▶ _Exercise requirements_
Report the number of lines holding "FLOOR" in the material below, and nothing more.

▶ _Record excerpts_
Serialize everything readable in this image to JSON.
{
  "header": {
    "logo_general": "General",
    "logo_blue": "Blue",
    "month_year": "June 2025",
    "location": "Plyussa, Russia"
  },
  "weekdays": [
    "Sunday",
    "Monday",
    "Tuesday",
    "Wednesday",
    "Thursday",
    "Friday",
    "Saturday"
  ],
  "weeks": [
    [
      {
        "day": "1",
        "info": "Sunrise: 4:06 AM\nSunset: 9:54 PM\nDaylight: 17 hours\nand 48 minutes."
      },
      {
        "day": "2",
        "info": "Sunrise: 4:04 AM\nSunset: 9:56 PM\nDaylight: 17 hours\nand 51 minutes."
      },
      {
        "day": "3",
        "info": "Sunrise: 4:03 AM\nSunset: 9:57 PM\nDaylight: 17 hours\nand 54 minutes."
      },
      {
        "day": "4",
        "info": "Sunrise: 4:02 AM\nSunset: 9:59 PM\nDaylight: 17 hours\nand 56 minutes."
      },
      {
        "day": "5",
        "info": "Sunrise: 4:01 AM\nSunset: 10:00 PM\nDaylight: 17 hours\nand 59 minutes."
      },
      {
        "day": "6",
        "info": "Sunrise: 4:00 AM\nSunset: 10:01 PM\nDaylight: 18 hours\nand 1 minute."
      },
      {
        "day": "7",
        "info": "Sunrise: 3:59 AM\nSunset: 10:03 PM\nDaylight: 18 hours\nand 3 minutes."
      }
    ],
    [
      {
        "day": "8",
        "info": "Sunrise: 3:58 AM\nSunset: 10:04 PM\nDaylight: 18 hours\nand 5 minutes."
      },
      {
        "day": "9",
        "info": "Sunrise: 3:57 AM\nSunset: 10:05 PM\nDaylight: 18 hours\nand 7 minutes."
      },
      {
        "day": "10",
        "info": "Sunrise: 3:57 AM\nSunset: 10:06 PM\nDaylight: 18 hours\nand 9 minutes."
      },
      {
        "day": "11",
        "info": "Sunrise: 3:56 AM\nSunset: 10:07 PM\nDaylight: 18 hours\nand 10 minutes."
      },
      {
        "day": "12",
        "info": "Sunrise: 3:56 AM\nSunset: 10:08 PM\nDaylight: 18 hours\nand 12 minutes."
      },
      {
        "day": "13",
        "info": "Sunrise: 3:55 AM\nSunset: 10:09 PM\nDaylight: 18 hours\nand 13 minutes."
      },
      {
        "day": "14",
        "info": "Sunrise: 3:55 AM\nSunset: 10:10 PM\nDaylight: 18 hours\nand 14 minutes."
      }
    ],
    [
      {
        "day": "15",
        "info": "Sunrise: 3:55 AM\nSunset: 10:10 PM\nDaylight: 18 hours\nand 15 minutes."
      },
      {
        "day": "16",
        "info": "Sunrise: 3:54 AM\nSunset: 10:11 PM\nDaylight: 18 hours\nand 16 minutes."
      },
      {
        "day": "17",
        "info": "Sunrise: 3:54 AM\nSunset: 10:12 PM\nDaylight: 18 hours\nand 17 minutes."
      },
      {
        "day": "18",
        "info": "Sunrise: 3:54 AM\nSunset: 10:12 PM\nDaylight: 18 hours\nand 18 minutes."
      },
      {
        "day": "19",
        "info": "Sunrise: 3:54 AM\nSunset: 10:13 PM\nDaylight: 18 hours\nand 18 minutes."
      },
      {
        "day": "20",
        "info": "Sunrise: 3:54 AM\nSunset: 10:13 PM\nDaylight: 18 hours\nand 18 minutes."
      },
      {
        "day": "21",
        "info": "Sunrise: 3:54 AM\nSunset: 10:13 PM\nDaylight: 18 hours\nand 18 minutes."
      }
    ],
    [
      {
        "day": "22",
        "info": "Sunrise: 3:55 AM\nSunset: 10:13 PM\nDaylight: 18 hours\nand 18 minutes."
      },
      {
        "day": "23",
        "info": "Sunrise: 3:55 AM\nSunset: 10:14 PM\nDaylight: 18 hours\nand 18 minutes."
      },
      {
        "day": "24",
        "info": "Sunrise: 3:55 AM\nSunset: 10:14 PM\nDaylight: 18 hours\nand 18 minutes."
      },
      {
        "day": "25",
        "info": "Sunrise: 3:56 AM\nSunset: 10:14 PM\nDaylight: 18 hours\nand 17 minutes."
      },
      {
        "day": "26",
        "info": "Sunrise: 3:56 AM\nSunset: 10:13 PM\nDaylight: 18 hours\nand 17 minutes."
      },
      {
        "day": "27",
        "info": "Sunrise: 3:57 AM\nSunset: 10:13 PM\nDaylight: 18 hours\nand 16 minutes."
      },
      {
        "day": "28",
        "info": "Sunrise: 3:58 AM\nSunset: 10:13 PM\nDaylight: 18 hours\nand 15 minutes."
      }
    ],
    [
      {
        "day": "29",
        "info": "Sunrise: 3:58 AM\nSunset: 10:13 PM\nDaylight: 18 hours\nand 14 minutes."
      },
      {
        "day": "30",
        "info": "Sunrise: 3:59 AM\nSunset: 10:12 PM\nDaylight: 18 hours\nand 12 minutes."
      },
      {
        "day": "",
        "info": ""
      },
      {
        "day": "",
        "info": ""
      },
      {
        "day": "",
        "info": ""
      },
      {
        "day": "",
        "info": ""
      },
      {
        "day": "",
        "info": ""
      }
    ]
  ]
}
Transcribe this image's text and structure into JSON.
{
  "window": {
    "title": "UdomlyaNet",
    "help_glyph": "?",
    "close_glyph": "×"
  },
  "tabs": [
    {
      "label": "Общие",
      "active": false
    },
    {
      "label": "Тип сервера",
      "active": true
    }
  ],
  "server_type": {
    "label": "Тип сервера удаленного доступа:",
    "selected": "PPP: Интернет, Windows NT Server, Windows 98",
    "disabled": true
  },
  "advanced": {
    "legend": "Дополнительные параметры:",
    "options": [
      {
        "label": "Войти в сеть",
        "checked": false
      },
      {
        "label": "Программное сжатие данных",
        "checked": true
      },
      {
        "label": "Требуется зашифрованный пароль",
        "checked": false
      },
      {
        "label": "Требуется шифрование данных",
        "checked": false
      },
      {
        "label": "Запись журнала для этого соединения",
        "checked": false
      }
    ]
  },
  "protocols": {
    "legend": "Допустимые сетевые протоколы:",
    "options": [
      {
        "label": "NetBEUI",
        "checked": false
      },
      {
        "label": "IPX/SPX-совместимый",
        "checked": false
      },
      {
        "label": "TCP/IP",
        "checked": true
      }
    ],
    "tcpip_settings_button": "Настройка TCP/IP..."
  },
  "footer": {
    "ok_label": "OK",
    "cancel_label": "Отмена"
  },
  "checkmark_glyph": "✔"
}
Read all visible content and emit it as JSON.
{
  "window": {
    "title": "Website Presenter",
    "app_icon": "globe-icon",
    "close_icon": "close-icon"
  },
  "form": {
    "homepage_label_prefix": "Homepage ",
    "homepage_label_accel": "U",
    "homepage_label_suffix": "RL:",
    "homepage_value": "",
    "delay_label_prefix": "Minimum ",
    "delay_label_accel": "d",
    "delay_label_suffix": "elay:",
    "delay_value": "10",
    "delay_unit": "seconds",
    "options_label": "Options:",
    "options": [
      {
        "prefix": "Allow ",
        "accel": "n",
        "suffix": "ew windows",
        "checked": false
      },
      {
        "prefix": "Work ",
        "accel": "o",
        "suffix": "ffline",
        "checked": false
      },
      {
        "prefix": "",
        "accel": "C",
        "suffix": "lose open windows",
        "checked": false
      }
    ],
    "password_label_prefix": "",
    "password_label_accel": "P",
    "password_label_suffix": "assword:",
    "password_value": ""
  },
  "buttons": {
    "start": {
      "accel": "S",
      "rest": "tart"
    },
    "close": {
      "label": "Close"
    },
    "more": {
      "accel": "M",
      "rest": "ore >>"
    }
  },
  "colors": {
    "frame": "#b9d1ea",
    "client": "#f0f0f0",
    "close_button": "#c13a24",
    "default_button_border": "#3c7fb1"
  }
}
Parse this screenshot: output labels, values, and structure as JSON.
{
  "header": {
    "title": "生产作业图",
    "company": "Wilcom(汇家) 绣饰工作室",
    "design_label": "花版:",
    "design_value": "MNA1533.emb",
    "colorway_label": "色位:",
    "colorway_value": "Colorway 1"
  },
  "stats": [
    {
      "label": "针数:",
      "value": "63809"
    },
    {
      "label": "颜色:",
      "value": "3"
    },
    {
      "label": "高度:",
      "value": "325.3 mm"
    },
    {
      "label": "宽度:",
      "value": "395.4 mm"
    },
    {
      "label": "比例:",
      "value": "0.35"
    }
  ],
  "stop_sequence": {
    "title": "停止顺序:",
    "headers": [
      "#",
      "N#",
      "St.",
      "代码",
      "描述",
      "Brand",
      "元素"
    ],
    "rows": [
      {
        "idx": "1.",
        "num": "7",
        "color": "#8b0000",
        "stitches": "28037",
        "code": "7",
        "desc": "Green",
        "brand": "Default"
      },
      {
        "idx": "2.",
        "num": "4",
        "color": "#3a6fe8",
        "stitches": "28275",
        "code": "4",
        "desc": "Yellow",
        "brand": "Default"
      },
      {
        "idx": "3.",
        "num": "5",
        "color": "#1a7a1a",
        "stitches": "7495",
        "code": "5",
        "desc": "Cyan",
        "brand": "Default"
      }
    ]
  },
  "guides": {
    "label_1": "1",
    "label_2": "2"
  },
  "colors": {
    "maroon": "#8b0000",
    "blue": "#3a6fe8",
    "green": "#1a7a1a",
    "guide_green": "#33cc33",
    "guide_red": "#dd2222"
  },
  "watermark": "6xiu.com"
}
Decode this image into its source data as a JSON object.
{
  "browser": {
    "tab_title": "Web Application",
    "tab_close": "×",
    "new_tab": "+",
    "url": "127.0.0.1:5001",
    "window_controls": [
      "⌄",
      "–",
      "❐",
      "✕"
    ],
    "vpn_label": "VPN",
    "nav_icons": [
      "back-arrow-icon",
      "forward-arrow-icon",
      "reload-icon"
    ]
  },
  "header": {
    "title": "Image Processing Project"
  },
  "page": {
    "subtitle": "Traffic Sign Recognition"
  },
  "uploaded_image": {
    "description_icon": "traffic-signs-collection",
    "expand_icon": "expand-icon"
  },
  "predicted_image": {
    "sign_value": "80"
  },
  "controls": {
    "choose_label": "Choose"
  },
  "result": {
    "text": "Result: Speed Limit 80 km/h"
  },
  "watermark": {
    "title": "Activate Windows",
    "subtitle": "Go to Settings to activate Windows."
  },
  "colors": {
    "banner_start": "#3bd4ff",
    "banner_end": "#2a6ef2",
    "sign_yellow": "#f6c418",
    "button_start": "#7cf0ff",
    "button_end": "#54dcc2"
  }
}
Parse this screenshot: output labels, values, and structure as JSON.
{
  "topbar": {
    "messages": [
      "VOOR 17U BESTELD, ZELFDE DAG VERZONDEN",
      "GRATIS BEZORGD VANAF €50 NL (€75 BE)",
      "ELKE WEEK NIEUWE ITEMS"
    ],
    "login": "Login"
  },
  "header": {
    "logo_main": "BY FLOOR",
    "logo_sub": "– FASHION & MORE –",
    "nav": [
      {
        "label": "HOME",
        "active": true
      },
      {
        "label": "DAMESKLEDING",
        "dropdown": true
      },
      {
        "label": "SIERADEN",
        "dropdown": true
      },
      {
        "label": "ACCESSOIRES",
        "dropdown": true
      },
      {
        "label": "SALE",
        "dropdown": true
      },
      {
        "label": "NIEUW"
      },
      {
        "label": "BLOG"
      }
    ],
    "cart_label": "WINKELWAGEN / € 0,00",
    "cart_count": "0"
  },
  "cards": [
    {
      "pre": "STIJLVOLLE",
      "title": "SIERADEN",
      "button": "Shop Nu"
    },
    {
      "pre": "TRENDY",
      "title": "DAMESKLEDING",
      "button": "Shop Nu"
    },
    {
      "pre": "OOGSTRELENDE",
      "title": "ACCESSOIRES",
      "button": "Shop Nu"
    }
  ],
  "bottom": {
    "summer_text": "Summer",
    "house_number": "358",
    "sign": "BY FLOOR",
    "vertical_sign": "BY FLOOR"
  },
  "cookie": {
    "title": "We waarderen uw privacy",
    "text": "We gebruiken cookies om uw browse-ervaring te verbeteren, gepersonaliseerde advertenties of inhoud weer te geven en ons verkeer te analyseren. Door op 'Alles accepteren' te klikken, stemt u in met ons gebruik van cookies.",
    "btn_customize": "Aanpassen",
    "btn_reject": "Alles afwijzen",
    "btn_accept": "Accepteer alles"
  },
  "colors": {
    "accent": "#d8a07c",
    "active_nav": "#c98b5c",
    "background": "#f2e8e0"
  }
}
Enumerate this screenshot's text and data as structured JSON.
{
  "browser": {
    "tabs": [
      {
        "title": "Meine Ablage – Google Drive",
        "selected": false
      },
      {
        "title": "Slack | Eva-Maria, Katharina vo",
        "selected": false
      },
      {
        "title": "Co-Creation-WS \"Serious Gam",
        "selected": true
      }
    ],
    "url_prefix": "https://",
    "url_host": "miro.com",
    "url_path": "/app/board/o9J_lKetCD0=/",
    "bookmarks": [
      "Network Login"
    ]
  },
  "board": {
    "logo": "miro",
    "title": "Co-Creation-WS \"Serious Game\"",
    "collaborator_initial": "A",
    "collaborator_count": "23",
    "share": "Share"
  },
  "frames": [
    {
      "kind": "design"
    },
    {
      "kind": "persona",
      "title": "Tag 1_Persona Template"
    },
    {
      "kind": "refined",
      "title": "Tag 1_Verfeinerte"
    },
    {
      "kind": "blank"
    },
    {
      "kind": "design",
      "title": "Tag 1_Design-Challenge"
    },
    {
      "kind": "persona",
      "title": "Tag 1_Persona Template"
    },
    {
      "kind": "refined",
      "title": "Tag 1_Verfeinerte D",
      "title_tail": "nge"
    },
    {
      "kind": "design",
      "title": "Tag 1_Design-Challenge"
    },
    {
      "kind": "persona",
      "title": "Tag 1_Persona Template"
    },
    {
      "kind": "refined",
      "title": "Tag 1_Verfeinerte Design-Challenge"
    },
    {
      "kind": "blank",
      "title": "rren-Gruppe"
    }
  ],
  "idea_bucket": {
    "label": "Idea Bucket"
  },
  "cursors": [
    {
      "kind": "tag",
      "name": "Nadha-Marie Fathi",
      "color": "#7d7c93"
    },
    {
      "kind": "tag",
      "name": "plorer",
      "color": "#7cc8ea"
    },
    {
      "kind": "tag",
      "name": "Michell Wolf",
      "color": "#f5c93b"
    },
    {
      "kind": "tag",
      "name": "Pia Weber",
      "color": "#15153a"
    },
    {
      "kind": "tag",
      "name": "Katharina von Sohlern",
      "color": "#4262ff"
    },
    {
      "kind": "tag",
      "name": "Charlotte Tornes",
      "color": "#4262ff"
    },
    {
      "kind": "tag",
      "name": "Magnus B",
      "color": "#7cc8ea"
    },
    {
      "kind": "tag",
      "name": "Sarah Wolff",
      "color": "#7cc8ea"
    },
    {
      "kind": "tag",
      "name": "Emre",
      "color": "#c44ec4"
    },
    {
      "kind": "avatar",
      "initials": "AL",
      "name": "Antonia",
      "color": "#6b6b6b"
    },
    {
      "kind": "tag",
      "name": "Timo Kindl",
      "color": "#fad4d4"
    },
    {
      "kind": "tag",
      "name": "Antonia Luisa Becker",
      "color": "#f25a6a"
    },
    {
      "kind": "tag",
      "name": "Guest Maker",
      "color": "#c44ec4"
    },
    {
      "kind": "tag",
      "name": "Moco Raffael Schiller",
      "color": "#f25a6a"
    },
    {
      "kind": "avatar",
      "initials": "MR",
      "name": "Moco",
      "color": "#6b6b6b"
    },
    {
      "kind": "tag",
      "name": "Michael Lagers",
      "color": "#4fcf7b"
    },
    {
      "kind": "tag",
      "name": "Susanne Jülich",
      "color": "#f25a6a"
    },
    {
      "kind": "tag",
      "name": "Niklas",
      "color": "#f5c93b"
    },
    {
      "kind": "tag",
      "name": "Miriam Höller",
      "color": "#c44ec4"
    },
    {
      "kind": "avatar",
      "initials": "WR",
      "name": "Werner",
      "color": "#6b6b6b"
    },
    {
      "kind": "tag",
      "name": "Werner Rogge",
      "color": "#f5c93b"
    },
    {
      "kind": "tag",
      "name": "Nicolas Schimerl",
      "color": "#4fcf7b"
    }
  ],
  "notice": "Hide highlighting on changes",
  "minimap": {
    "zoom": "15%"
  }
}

▶ _Response area_
3